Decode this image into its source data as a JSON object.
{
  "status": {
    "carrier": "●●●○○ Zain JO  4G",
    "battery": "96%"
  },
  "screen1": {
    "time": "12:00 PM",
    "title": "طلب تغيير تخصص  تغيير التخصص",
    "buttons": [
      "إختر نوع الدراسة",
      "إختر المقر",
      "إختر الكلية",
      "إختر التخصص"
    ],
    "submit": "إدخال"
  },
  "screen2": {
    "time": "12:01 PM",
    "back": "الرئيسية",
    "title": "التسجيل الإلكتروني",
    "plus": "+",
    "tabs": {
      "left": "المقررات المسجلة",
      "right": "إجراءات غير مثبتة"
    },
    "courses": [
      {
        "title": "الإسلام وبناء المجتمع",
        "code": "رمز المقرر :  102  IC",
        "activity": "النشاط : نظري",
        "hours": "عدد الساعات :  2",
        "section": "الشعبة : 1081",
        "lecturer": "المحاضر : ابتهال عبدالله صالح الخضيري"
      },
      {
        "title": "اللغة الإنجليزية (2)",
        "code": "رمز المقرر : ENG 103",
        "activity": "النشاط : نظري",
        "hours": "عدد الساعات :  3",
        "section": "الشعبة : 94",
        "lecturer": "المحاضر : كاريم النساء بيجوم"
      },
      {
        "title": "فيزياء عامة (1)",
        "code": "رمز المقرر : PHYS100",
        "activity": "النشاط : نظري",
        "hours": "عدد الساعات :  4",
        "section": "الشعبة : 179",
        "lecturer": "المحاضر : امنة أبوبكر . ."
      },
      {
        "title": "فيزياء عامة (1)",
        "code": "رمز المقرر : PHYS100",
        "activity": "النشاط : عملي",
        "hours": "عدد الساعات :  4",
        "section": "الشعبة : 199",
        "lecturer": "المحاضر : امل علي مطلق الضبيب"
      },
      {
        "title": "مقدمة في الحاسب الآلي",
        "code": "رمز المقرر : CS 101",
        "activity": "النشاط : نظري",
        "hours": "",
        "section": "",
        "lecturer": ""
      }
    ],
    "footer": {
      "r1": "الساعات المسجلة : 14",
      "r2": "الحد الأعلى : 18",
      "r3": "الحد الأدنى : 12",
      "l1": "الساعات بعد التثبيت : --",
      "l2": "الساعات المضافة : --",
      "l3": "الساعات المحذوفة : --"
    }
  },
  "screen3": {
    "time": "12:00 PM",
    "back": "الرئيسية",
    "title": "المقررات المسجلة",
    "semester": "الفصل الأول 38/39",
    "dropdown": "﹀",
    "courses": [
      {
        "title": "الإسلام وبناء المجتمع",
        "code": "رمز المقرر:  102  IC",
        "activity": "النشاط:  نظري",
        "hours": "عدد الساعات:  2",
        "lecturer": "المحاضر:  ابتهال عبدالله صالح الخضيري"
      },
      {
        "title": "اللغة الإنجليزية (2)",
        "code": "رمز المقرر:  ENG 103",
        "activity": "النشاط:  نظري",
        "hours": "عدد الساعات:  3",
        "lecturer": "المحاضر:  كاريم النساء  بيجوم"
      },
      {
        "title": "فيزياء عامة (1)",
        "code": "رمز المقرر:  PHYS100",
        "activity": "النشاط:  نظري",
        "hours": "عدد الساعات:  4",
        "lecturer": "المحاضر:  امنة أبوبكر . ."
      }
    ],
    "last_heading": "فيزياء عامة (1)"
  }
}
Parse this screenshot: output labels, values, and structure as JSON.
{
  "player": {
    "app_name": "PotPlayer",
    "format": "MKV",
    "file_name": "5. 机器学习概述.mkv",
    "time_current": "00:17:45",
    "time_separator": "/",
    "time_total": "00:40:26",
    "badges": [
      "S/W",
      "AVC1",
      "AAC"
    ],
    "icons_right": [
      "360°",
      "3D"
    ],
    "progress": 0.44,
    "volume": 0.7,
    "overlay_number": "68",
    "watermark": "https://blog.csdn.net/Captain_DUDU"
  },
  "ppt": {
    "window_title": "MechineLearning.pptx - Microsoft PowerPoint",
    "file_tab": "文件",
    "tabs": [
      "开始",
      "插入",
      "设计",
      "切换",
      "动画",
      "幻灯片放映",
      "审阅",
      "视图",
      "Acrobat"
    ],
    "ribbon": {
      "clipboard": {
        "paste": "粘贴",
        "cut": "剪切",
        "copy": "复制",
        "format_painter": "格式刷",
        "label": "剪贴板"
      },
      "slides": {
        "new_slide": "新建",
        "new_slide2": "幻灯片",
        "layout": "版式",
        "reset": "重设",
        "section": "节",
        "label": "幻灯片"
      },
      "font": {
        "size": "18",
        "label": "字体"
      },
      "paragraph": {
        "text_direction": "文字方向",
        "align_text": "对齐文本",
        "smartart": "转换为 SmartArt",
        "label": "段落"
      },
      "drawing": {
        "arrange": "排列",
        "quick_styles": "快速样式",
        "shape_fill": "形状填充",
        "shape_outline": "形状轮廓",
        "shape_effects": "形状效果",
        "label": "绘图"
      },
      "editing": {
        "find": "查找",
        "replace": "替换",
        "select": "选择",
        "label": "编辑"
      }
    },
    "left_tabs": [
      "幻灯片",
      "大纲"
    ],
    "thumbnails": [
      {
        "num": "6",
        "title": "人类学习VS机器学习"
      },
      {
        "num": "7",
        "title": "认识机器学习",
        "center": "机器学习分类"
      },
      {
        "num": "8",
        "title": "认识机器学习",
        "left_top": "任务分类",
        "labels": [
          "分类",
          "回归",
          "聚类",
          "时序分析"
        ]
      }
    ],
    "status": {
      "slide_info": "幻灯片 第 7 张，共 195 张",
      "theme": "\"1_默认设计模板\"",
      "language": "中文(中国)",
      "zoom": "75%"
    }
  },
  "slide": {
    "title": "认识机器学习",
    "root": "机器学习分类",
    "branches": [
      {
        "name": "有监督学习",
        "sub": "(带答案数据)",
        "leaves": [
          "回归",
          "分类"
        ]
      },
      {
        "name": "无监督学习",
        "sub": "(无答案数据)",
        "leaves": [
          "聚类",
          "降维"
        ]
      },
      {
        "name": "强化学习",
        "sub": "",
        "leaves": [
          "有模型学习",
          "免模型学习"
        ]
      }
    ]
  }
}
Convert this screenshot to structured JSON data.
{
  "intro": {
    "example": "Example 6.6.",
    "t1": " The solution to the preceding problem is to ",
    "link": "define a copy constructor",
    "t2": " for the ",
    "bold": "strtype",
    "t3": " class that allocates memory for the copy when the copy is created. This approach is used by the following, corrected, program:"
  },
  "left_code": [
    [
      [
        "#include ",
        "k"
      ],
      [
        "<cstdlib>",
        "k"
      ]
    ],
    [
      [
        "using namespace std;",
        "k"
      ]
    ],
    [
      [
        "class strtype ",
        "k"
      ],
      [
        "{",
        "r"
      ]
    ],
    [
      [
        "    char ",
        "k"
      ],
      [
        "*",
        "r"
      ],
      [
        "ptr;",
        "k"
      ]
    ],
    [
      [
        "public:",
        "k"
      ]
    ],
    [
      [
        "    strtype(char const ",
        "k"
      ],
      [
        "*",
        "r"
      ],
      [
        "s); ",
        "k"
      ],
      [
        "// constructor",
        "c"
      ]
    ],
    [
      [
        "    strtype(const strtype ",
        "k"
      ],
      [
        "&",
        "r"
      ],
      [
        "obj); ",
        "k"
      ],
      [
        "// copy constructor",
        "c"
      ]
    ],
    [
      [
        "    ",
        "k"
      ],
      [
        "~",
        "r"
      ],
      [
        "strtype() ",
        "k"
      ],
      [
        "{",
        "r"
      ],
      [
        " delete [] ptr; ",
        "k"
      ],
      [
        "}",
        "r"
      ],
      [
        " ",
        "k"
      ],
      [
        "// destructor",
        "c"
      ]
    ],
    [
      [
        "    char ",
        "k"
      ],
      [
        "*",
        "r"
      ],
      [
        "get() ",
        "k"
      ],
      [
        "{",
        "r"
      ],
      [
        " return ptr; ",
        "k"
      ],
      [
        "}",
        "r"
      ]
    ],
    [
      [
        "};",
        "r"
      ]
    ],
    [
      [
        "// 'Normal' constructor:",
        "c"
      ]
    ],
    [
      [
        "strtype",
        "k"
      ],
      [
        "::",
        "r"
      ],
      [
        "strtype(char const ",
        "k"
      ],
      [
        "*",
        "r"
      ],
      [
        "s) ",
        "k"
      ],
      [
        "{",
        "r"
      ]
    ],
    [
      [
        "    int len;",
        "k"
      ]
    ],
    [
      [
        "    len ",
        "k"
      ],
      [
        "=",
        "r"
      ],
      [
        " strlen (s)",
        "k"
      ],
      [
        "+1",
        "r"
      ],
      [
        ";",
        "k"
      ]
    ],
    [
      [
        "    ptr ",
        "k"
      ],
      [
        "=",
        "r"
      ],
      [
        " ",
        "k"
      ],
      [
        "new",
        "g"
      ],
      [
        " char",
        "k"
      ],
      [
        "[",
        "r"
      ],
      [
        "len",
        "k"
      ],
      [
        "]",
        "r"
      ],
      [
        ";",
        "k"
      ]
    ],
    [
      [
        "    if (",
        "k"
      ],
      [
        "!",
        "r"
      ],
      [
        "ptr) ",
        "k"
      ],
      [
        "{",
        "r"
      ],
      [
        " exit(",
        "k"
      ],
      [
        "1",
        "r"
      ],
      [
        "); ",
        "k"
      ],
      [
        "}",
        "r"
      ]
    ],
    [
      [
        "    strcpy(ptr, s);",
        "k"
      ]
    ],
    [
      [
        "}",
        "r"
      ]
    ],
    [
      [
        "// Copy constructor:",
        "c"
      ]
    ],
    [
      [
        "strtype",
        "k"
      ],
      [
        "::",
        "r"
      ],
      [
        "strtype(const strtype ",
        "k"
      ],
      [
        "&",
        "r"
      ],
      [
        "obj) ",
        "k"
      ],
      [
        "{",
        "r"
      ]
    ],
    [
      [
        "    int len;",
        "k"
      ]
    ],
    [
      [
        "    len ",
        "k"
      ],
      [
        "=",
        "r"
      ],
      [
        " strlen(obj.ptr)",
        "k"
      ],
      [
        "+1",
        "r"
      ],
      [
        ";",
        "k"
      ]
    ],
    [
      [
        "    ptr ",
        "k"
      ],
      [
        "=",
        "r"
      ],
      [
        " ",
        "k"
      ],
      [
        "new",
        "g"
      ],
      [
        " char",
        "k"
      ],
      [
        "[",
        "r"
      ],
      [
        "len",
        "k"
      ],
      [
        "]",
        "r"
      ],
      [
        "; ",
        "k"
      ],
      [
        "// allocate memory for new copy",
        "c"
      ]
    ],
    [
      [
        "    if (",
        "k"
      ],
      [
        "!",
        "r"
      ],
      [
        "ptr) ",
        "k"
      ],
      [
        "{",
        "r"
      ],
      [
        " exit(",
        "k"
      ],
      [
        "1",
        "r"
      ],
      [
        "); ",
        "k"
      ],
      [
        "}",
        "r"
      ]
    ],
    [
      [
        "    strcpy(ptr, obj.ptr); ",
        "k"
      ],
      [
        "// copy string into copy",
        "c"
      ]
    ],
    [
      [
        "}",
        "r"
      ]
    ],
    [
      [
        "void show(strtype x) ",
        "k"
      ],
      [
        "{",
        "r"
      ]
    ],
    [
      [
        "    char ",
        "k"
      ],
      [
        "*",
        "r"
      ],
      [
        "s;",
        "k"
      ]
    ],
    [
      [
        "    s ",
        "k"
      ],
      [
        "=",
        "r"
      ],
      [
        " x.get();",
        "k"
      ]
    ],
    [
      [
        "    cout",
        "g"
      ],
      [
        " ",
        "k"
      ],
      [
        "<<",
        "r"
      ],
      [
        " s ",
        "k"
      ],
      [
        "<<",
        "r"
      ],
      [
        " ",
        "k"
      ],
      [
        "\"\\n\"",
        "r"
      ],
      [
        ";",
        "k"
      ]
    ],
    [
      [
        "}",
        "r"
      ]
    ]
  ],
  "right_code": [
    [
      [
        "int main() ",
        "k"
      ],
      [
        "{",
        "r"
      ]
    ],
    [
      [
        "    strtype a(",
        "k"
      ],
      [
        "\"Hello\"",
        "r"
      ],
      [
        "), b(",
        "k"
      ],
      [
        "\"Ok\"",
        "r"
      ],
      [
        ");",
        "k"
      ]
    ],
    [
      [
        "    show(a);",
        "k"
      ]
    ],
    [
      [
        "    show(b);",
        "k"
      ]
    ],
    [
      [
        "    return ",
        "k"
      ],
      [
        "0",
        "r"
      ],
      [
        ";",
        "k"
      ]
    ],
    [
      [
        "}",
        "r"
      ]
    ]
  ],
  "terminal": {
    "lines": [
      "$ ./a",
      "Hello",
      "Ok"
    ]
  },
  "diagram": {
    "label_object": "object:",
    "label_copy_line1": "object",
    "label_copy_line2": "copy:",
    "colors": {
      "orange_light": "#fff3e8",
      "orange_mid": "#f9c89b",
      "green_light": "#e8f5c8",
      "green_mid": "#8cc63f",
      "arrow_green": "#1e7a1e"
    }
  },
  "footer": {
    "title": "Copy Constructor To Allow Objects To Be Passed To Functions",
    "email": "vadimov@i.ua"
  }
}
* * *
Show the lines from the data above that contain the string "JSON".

Decode this image into its source data as a JSON object.
Parse this screenshot: output labels, values, and structure as JSON.
Convert this screenshot to structured JSON data.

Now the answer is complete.